Technological and economic changes have made certain small-scale manufacturing businesses clean, compatible uses in commercial districts. They can be combined with retail or educational programs, and help create unique, interesting and vibrant places. The amendment updated the Zoning Ordinance to capture these emerging uses for both new and repurposed buildings in commercially-zoned areas. Business types include a broad range from textiles to woodworking or vertical farming, and may utilize tools, light machinery or 3D printers. Various business models may be accommodated, including makerspaces, shared kitchens or other production facilities, as well as spaces for individual tenants. The amendment intends to capitalize on the research being done by Recast City for the Office of Community Revitalization and support potential pilot projects.
The new rules define small-scale production broadly to include the entire manufacturing process from design to production to packaging. The rules also allow these makers to offer retail sales, training and education.

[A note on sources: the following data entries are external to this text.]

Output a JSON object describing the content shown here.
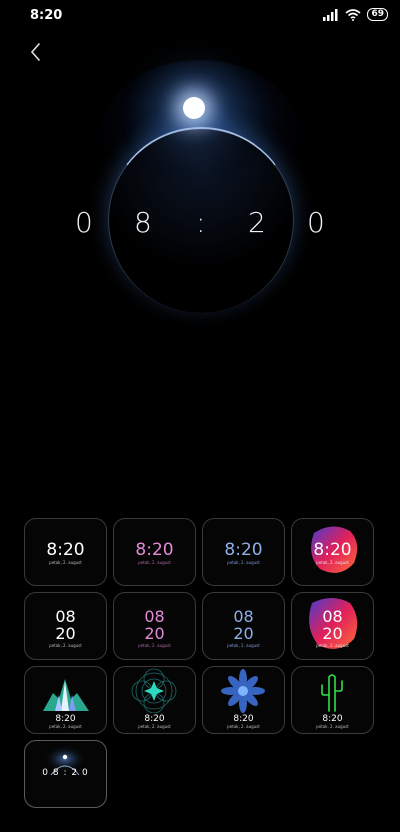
{
  "status": {
    "time": "8:20",
    "battery": "69"
  },
  "preview": {
    "digits": [
      "0",
      "8",
      ":",
      "2",
      "0"
    ]
  },
  "tiles": [
    {
      "time": "8:20",
      "date": "petak, 2. august",
      "time_color": "#ffffff",
      "date_color": "#bdbdbd"
    },
    {
      "time": "8:20",
      "date": "petak, 2. august",
      "time_color": "#e48ad8",
      "date_color": "#b06aa8"
    },
    {
      "time": "8:20",
      "date": "petak, 2. august",
      "time_color": "#8fb0e8",
      "date_color": "#7f9fd6"
    },
    {
      "time": "8:20",
      "date": "petak, 2. august",
      "time_color": "#ffffff",
      "date_color": "#e0e0e0"
    },
    {
      "hour": "08",
      "minute": "20",
      "date": "petak, 2. august",
      "color": "#ffffff"
    },
    {
      "hour": "08",
      "minute": "20",
      "date": "petak, 2. august",
      "color": "#e48ad8"
    },
    {
      "hour": "08",
      "minute": "20",
      "date": "petak, 2. august",
      "color": "#8fb0e8"
    },
    {
      "hour": "08",
      "minute": "20",
      "date": "petak, 2. august",
      "color": "#ffffff"
    },
    {
      "time": "8:20",
      "date": "petak, 2. august"
    },
    {
      "time": "8:20",
      "date": "petak, 2. august"
    },
    {
      "time": "8:20",
      "date": "petak, 2. august"
    },
    {
      "time": "8:20",
      "date": "petak, 2. august"
    },
    {
      "time": "0 8 : 2 0"
    }
  ],
  "colors": {
    "accent_blue": "#3d6fd6",
    "cactus_green": "#2ee04a",
    "blob_pink": "#e0205a",
    "blob_blue": "#4a3ccf"
  },
  "icons": {
    "back": "back-chevron-icon",
    "signal": "signal-icon",
    "wifi": "wifi-icon"
  }
}
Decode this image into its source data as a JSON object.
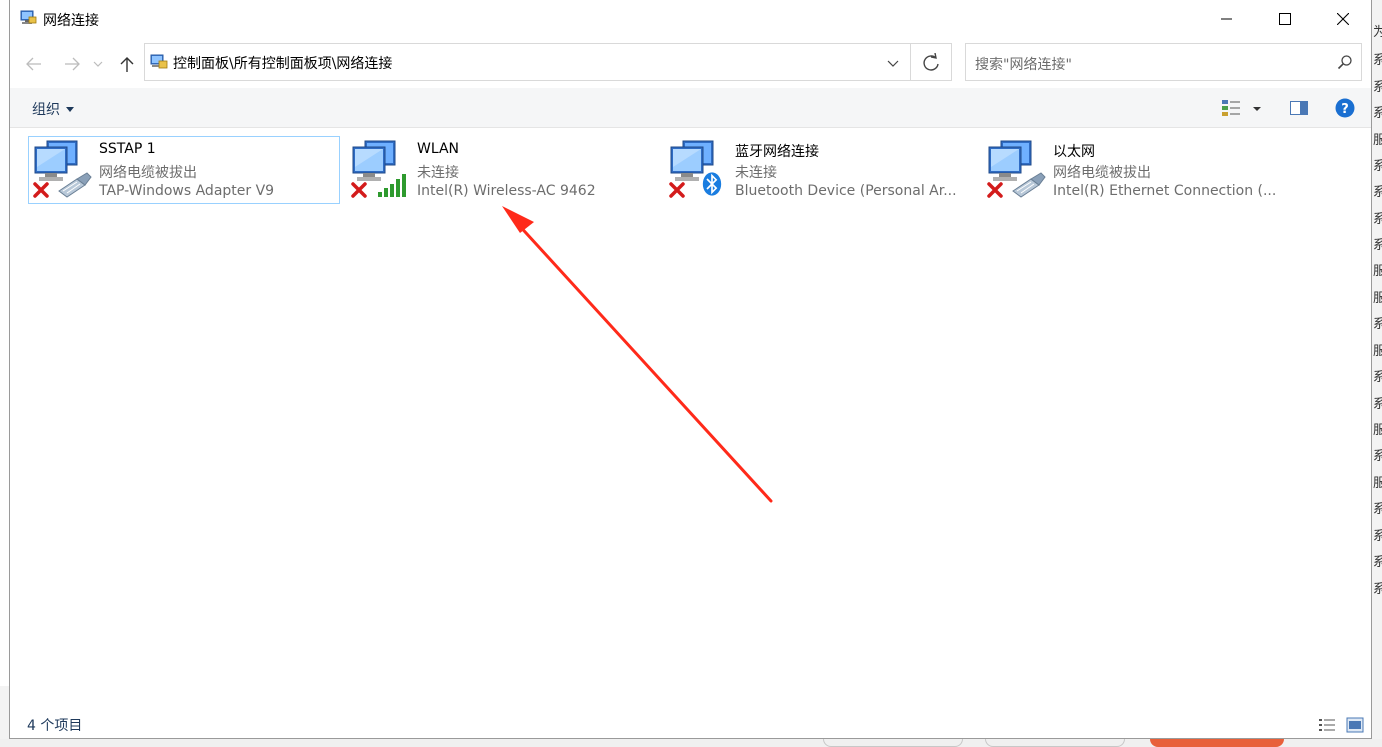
{
  "window": {
    "title": "网络连接"
  },
  "address_bar": {
    "path": "控制面板\\所有控制面板项\\网络连接"
  },
  "search": {
    "placeholder": "搜索\"网络连接\""
  },
  "command_bar": {
    "organize_label": "组织"
  },
  "connections": [
    {
      "name": "SSTAP 1",
      "status": "网络电缆被拔出",
      "device": "TAP-Windows Adapter V9",
      "adapter_icon": "ethernet-cable-icon",
      "selected": true
    },
    {
      "name": "WLAN",
      "status": "未连接",
      "device": "Intel(R) Wireless-AC 9462",
      "adapter_icon": "wifi-signal-icon",
      "selected": false
    },
    {
      "name": "蓝牙网络连接",
      "status": "未连接",
      "device": "Bluetooth Device (Personal Ar...",
      "adapter_icon": "bluetooth-icon",
      "selected": false
    },
    {
      "name": "以太网",
      "status": "网络电缆被拔出",
      "device": "Intel(R) Ethernet Connection (...",
      "adapter_icon": "ethernet-cable-icon",
      "selected": false
    }
  ],
  "status_bar": {
    "item_count": "4 个项目"
  },
  "background": {
    "right_edge_chars": [
      "为",
      "系",
      "系",
      "系",
      "服",
      "系",
      "系",
      "系",
      "系",
      "服",
      "服",
      "系",
      "服",
      "系",
      "系",
      "服",
      "系",
      "服",
      "系",
      "系",
      "系",
      "系"
    ]
  },
  "colors": {
    "accent": "#1e395b",
    "selection_border": "#99d1ff",
    "annotation_arrow": "#ff2a1a",
    "help_blue": "#1a6fd1"
  }
}
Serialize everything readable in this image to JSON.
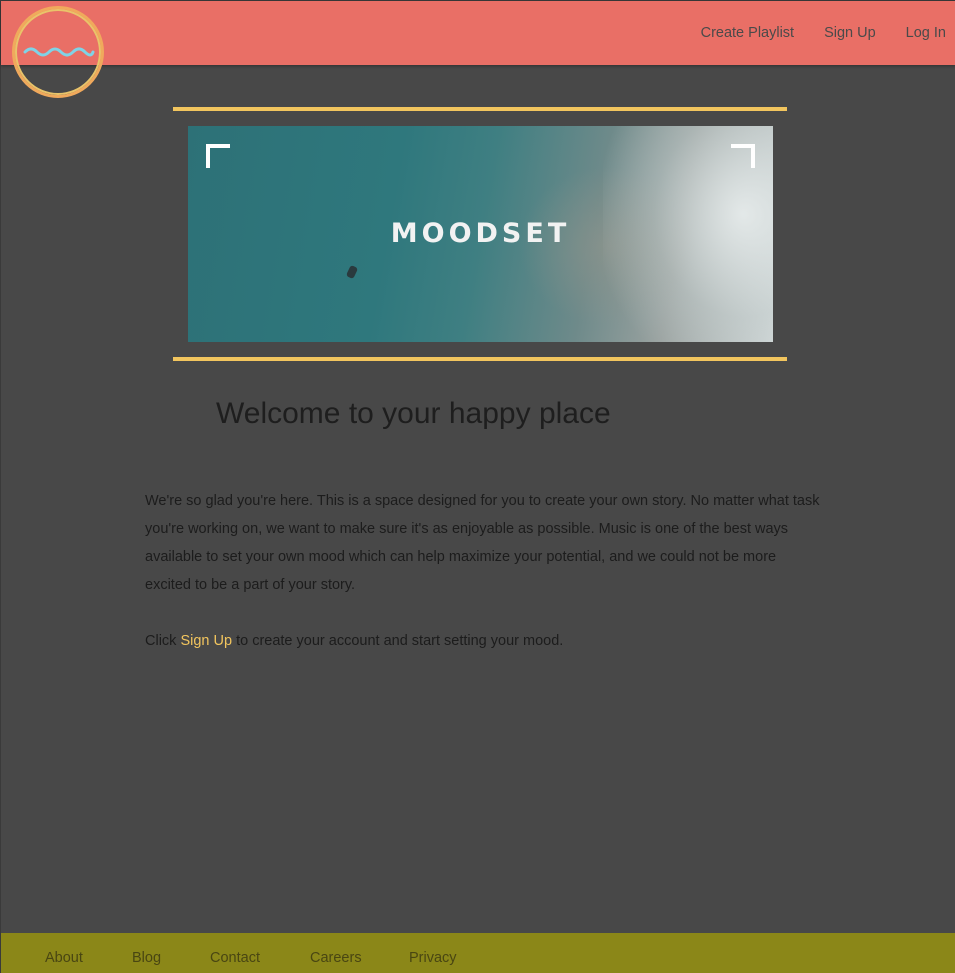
{
  "header": {
    "nav": {
      "create_playlist": "Create Playlist",
      "sign_up": "Sign Up",
      "log_in": "Log In"
    },
    "logo_icon": "wave-circle-logo"
  },
  "banner": {
    "brand": "MOODSET"
  },
  "main": {
    "heading": "Welcome to your happy place",
    "intro": "We're so glad you're here. This is a space designed for you to create your own story. No matter what task you're working on, we want to make sure it's as enjoyable as possible. Music is one of the best ways available to set your own mood which can help maximize your potential, and we could not be more excited to be a part of your story.",
    "cta_prefix": "Click ",
    "cta_link": "Sign Up",
    "cta_suffix": " to create your account and start setting your mood."
  },
  "footer": {
    "about": "About",
    "blog": "Blog",
    "contact": "Contact",
    "careers": "Careers",
    "privacy": "Privacy"
  },
  "colors": {
    "header_bg": "#e96f66",
    "page_bg": "#484848",
    "accent_gold": "#f2c55e",
    "footer_bg": "#8b8718",
    "wave_blue": "#7fd3e6"
  }
}
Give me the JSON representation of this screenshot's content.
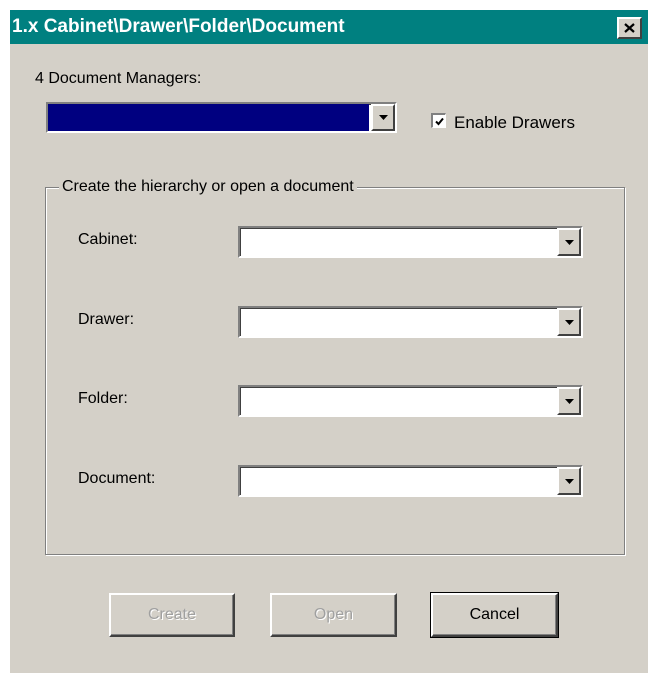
{
  "window": {
    "title": "1.x Cabinet\\Drawer\\Folder\\Document",
    "close_label": "×"
  },
  "managers": {
    "label": "4 Document Managers:",
    "selected_value": ""
  },
  "enable_drawers": {
    "label": "Enable Drawers",
    "checked": true
  },
  "group": {
    "legend": "Create the hierarchy or open a document",
    "fields": [
      {
        "label": "Cabinet:",
        "value": ""
      },
      {
        "label": "Drawer:",
        "value": ""
      },
      {
        "label": "Folder:",
        "value": ""
      },
      {
        "label": "Document:",
        "value": ""
      }
    ]
  },
  "buttons": {
    "create": {
      "label": "Create",
      "enabled": false
    },
    "open": {
      "label": "Open",
      "enabled": false
    },
    "cancel": {
      "label": "Cancel",
      "enabled": true
    }
  },
  "colors": {
    "titlebar": "#008080",
    "face": "#d4d0c8",
    "selection": "#000080"
  },
  "icons": {
    "close": "close-icon",
    "dropdown": "chevron-down-icon",
    "check": "check-icon"
  }
}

Small manufacturers would be limited in size to 6,000 to 10,000 square feet, depending on the zoning district where they’re located. However, most craft manufacturing businesses are less than 5,000 square feet.
The new regulations also include restrictions to ensure these small businesses are good neighbors, such as requiring production and storage to be inside to prevent noise or odors.
Because craft manufacturers can act as both producers and retailers under the rules, this dual role makes the businesses a good fit for mixed-use areas. They can help draw foot traffic to older established areas and bring new life to neighborhoods.
To bolster this place making function, the zoning regulations require these manufacturers in commercial or mixed-use districts offer retail sales, tours, classes or other direct interaction with the public.